Students who meet the following qualifications are guaranteed admission into the criminal justice major.

  • Achieved a cumulative GPA of 3.2 or higher following completion of at least 56 credits (of which 30 credit hours must be taken at the University at Albany).
  • Earned a grade of B or better in two of the following courses - RCRJ 201, 202 or 203 or equivalents.
  • Completed the statistics and research methods classes required of majors (RCRJ 281 and 282, or equivalents) 
    with a grade of B or better.

Even those students who qualify for guaranteed admission must complete an application.

Application into the Criminal Justice Major
Students who do not meet the conditions for guaranteed admission into the major can still apply for admission. However, it is important to note that criminal justice is a restricted major with limited enrollment. Applications for admission to the criminal justice major are reviewed by the School's Undergraduate Admissions and Awards Committee.

Applicants must have completed at least 42 graduation credits prior to application and 56 credits at the time of admission, and they must have earned a B or higher in RCRJ 201, RCRJ 202, or RCRJ 203 (or ASOC 203).

Some of the factors considered during application review include:

  • Overall grade point average.
  • Breadth and quality of liberal arts background. The committee will view favorably students who have strong 
    records in history,  mathematics, English, languages, and/or natural sciences.
  • Student's Written Statement of reason for seeking to undertake a criminal justice major.

Degree Requirements for the Major in Criminal Justice

General Program B.A.: The major in criminal justice requires a minimum of 36 credits distributed as follows:

  • RCRJ 201 — Introduction to Criminal Justice;
  • RCRJ 202 — Introduction to Law and Criminal Justice;
  • RCRJ 203 (or ASOC 203) — Criminology;
  • 3 credits of statistics, either RCRJ 281, ASOC 221, APSY 210, or  AMAT 108;
  • 3 credits in research methods, either RCRJ 282, ASOC 220, or  APSY 211;
  • One 400-level, writing-intensive senior Capstone Seminar, either RCRJ 4**Z, RCRJ 4**W, or RCRJ 4**V;
  • 16 — 18 additional credits from any 300- or 400-level criminal justice courses and/or ASOC 283

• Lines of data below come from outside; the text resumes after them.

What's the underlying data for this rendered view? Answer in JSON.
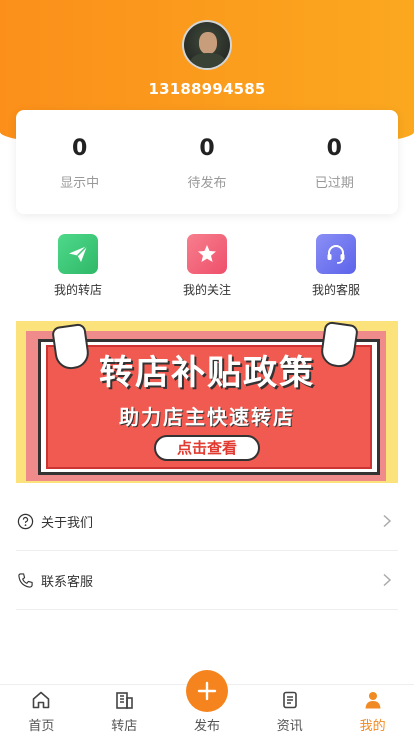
{
  "profile": {
    "phone": "13188994585",
    "avatar_icon": "user-avatar"
  },
  "stats": [
    {
      "value": "0",
      "label": "显示中"
    },
    {
      "value": "0",
      "label": "待发布"
    },
    {
      "value": "0",
      "label": "已过期"
    }
  ],
  "quick_actions": [
    {
      "label": "我的转店",
      "icon": "paper-plane-icon",
      "color": "#3cc87a"
    },
    {
      "label": "我的关注",
      "icon": "star-icon",
      "color": "#f2627a"
    },
    {
      "label": "我的客服",
      "icon": "headset-icon",
      "color": "#6b74f0"
    }
  ],
  "banner": {
    "title": "转店补贴政策",
    "subtitle": "助力店主快速转店",
    "cta": "点击查看"
  },
  "menu": [
    {
      "label": "关于我们",
      "icon": "question-circle-icon"
    },
    {
      "label": "联系客服",
      "icon": "phone-icon"
    }
  ],
  "tabbar": [
    {
      "label": "首页",
      "icon": "home-icon"
    },
    {
      "label": "转店",
      "icon": "building-icon"
    },
    {
      "label": "发布",
      "icon": "plus-icon"
    },
    {
      "label": "资讯",
      "icon": "news-icon"
    },
    {
      "label": "我的",
      "icon": "user-icon",
      "active": true
    }
  ],
  "colors": {
    "brand": "#fb8f1a",
    "accent": "#f5841f"
  }
}
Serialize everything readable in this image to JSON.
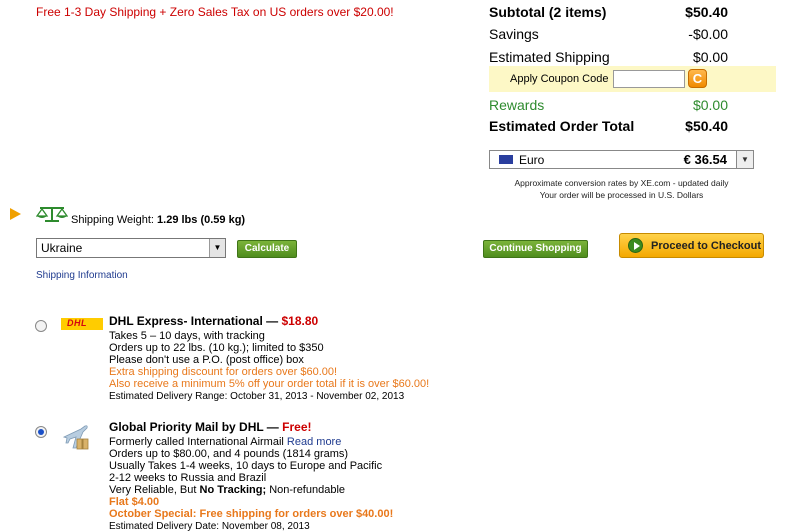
{
  "promo": "Free 1-3 Day Shipping + Zero Sales Tax on US orders over $20.00!",
  "summary": {
    "subtotal_label": "Subtotal (2 items)",
    "subtotal_value": "$50.40",
    "savings_label": "Savings",
    "savings_value": "-$0.00",
    "shipping_label": "Estimated Shipping",
    "shipping_value": "$0.00",
    "coupon_label": "Apply Coupon Code",
    "coupon_placeholder": "",
    "coupon_go": "C",
    "rewards_label": "Rewards",
    "rewards_value": "$0.00",
    "total_label": "Estimated Order Total",
    "total_value": "$50.40"
  },
  "currency": {
    "name": "Euro",
    "value": "€ 36.54"
  },
  "notes": [
    "Approximate conversion rates by XE.com - updated daily",
    "Your order will be processed in U.S. Dollars"
  ],
  "shipping": {
    "weight_label": "Shipping Weight:",
    "weight_value": "1.29 lbs (0.59 kg)",
    "country": "Ukraine",
    "calculate": "Calculate",
    "continue": "Continue Shopping",
    "checkout": "Proceed to Checkout",
    "info_link": "Shipping Information"
  },
  "options": [
    {
      "title": "DHL Express- International —",
      "price": "$18.80",
      "selected": false,
      "logo_text": "DHL",
      "lines": [
        "Takes 5 – 10 days, with tracking",
        "Orders up to 22 lbs. (10 kg.); limited to $350",
        "Please don't use a P.O. (post office) box"
      ],
      "promos": [
        "Extra shipping discount for orders over $60.00!",
        "Also receive a minimum 5% off your order total if it is over $60.00!"
      ],
      "delivery": "Estimated Delivery Range: October 31, 2013 - November 02, 2013"
    },
    {
      "title": "Global Priority Mail by DHL —",
      "price": "Free!",
      "selected": true,
      "line1": "Formerly called International Airmail",
      "read_more": "Read more",
      "lines": [
        "Orders up to $80.00, and 4 pounds (1814 grams)",
        "Usually Takes 1-4 weeks, 10 days to Europe and Pacific",
        "2-12 weeks to Russia and Brazil"
      ],
      "reliable_pre": "Very Reliable, But",
      "reliable_bold": "No Tracking;",
      "reliable_post": "Non-refundable",
      "flat": "Flat $4.00",
      "special": "October Special: Free shipping for orders over $40.00!",
      "delivery": "Estimated Delivery Date: November 08, 2013"
    }
  ]
}
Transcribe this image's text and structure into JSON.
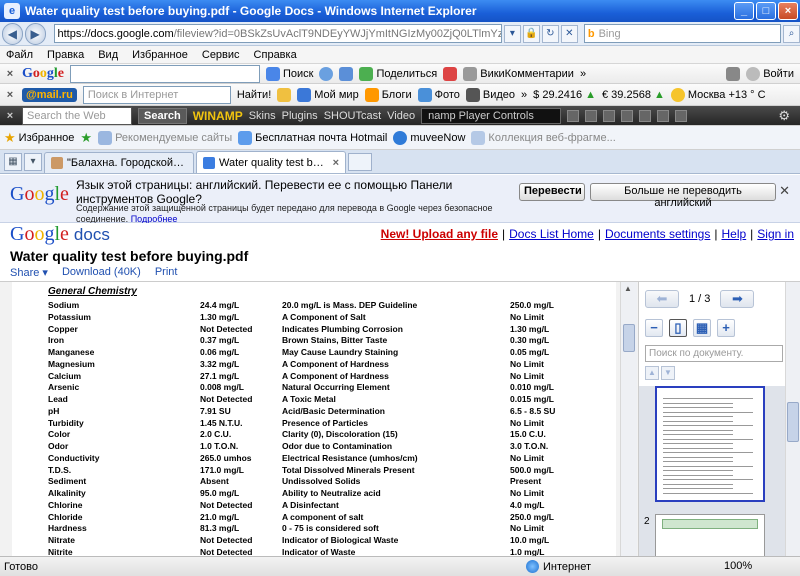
{
  "window": {
    "title": "Water quality test before buying.pdf - Google Docs - Windows Internet Explorer"
  },
  "address": {
    "url_host": "https://docs.google.com",
    "url_rest": "/fileview?id=0BSkZsUvAclT9NDEyYWJjYmItNGIzMy00ZjQ0LTlmYzYtYmZmNzM1Nm",
    "search_placeholder": "Bing"
  },
  "menu": [
    "Файл",
    "Правка",
    "Вид",
    "Избранное",
    "Сервис",
    "Справка"
  ],
  "google_toolbar": {
    "logo": "Google",
    "search": "Поиск",
    "share": "Поделиться",
    "wiki": "ВикиКомментарии",
    "more": "»",
    "login": "Войти"
  },
  "mail_toolbar": {
    "logo_left": "@mail",
    "logo_right": ".ru",
    "search_placeholder": "Поиск в Интернет",
    "find": "Найти!",
    "items": [
      "Мой мир",
      "Блоги",
      "Фото",
      "Видео",
      "»"
    ],
    "usd": "$ 29.2416",
    "eur": "€ 39.2568",
    "weather": "Москва +13 ° C"
  },
  "winamp_toolbar": {
    "search_placeholder": "Search the Web",
    "search_button": "Search",
    "logo": "WINAMP",
    "menus": [
      "Skins",
      "Plugins",
      "SHOUTcast",
      "Video"
    ],
    "player": "namp Player Controls"
  },
  "favorites_bar": {
    "label": "Избранное",
    "items": [
      "Рекомендуемые сайты",
      "Бесплатная почта Hotmail",
      "muveeNow",
      "Коллекция веб-фрагме..."
    ]
  },
  "tabs": [
    {
      "label": "\"Балахна. Городской порта...",
      "active": false
    },
    {
      "label": "Water quality test before ...",
      "active": true
    }
  ],
  "translate_bar": {
    "logo": "Google",
    "message": "Язык этой страницы: английский. Перевести ее с помощью Панели инструментов Google?",
    "secure_note": "Содержание этой защищенной страницы будет передано для перевода в Google через безопасное соединение.",
    "details": "Подробнее",
    "translate_button": "Перевести",
    "never_button": "Больше не переводить английский"
  },
  "docs": {
    "logo_google": "Google",
    "logo_docs": "docs",
    "links": [
      "New! Upload any file",
      "Docs List Home",
      "Documents settings",
      "Help",
      "Sign in"
    ],
    "title": "Water quality test before buying.pdf",
    "actions": [
      "Share ▾",
      "Download (40K)",
      "Print"
    ]
  },
  "document": {
    "section": "General Chemistry",
    "rows": [
      {
        "name": "Sodium",
        "result": "24.4  mg/L",
        "desc": "20.0 mg/L is Mass. DEP Guideline",
        "limit": "250.0 mg/L"
      },
      {
        "name": "Potassium",
        "result": "1.30  mg/L",
        "desc": "A Component of Salt",
        "limit": "No Limit"
      },
      {
        "name": "Copper",
        "result": "Not Detected",
        "desc": "Indicates Plumbing Corrosion",
        "limit": "1.30 mg/L"
      },
      {
        "name": "Iron",
        "result": "0.37  mg/L",
        "desc": "Brown Stains, Bitter Taste",
        "limit": "0.30 mg/L"
      },
      {
        "name": "Manganese",
        "result": "0.06  mg/L",
        "desc": "May Cause Laundry Staining",
        "limit": "0.05 mg/L"
      },
      {
        "name": "Magnesium",
        "result": "3.32  mg/L",
        "desc": "A Component of Hardness",
        "limit": "No Limit"
      },
      {
        "name": "Calcium",
        "result": "27.1  mg/L",
        "desc": "A Component of Hardness",
        "limit": "No Limit"
      },
      {
        "name": "Arsenic",
        "result": "0.008  mg/L",
        "desc": "Natural Occurring Element",
        "limit": "0.010 mg/L"
      },
      {
        "name": "Lead",
        "result": "Not Detected",
        "desc": "A Toxic Metal",
        "limit": "0.015 mg/L"
      },
      {
        "name": "pH",
        "result": "7.91  SU",
        "desc": "Acid/Basic Determination",
        "limit": "6.5 - 8.5 SU"
      },
      {
        "name": "Turbidity",
        "result": "1.45  N.T.U.",
        "desc": "Presence of Particles",
        "limit": "No Limit"
      },
      {
        "name": "Color",
        "result": "2.0  C.U.",
        "desc": "Clarity (0), Discoloration (15)",
        "limit": "15.0 C.U."
      },
      {
        "name": "Odor",
        "result": "1.0  T.O.N.",
        "desc": "Odor due to Contamination",
        "limit": "3.0 T.O.N."
      },
      {
        "name": "Conductivity",
        "result": "265.0  umhos",
        "desc": "Electrical Resistance (umhos/cm)",
        "limit": "No Limit"
      },
      {
        "name": "T.D.S.",
        "result": "171.0  mg/L",
        "desc": "Total Dissolved Minerals Present",
        "limit": "500.0 mg/L"
      },
      {
        "name": "Sediment",
        "result": "Absent",
        "desc": "Undissolved Solids",
        "limit": "Present"
      },
      {
        "name": "Alkalinity",
        "result": "95.0  mg/L",
        "desc": "Ability to Neutralize acid",
        "limit": "No Limit"
      },
      {
        "name": "Chlorine",
        "result": "Not Detected",
        "desc": "A Disinfectant",
        "limit": "4.0 mg/L"
      },
      {
        "name": "Chloride",
        "result": "21.0  mg/L",
        "desc": "A component of salt",
        "limit": "250.0 mg/L"
      },
      {
        "name": "Hardness",
        "result": "81.3  mg/L",
        "desc": "0 - 75 is considered soft",
        "limit": "No Limit"
      },
      {
        "name": "Nitrate",
        "result": "Not Detected",
        "desc": "Indicator of Biological Waste",
        "limit": "10.0 mg/L"
      },
      {
        "name": "Nitrite",
        "result": "Not Detected",
        "desc": "Indicator of Waste",
        "limit": "1.0 mg/L"
      }
    ]
  },
  "viewer": {
    "page_indicator": "1 / 3",
    "search_placeholder": "Поиск по документу.",
    "page2_label": "2"
  },
  "status": {
    "text": "Готово",
    "zone": "Интернет",
    "zoom": "100%"
  }
}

Students are also advised that only one of R Crj 203 and A Soc 203 may be taken for credit.

Combined B.A./M.A. Program

The combined B.A./M.A. program in criminal justice provides an opportunity for students of recognized academic ability and educational maturity to fulfill integrated requirements of undergraduate and master’s degree programs from the beginning of their junior year.

The combined program requires a minimum of 141 credits, of which at least 30 must be graduate credits. In qualifying for the B.A., students must meet all University and college requirements, including the requirements of the undergraduate major described previously, the minor requirement, the minimum 90-credit liberal arts and sciences requirement, the general education requirements and residency requirements. In qualifying for the M.A., students must meet all University and college requirements as outlined in the Graduate Bulletin, including completion of a minimum of 30 graduate credits and any other conditions such as a research seminar, thesis, comprehensive examination, professional experience and residency requirements. Up to 9 graduate credits may be applied simultaneously to both the B.A. and M.A. programs.

Students may be admitted to the combined degree program at the beginning of their junior year, or after the successful completion of 56 credits. A cumulative grade point average of 3.20 or higher and three supportive letters of recommendation from faculty are required for consideration (but does not guarantee admission). Students will be admitted upon the recommendation of the Graduate Admissions Committee of the School.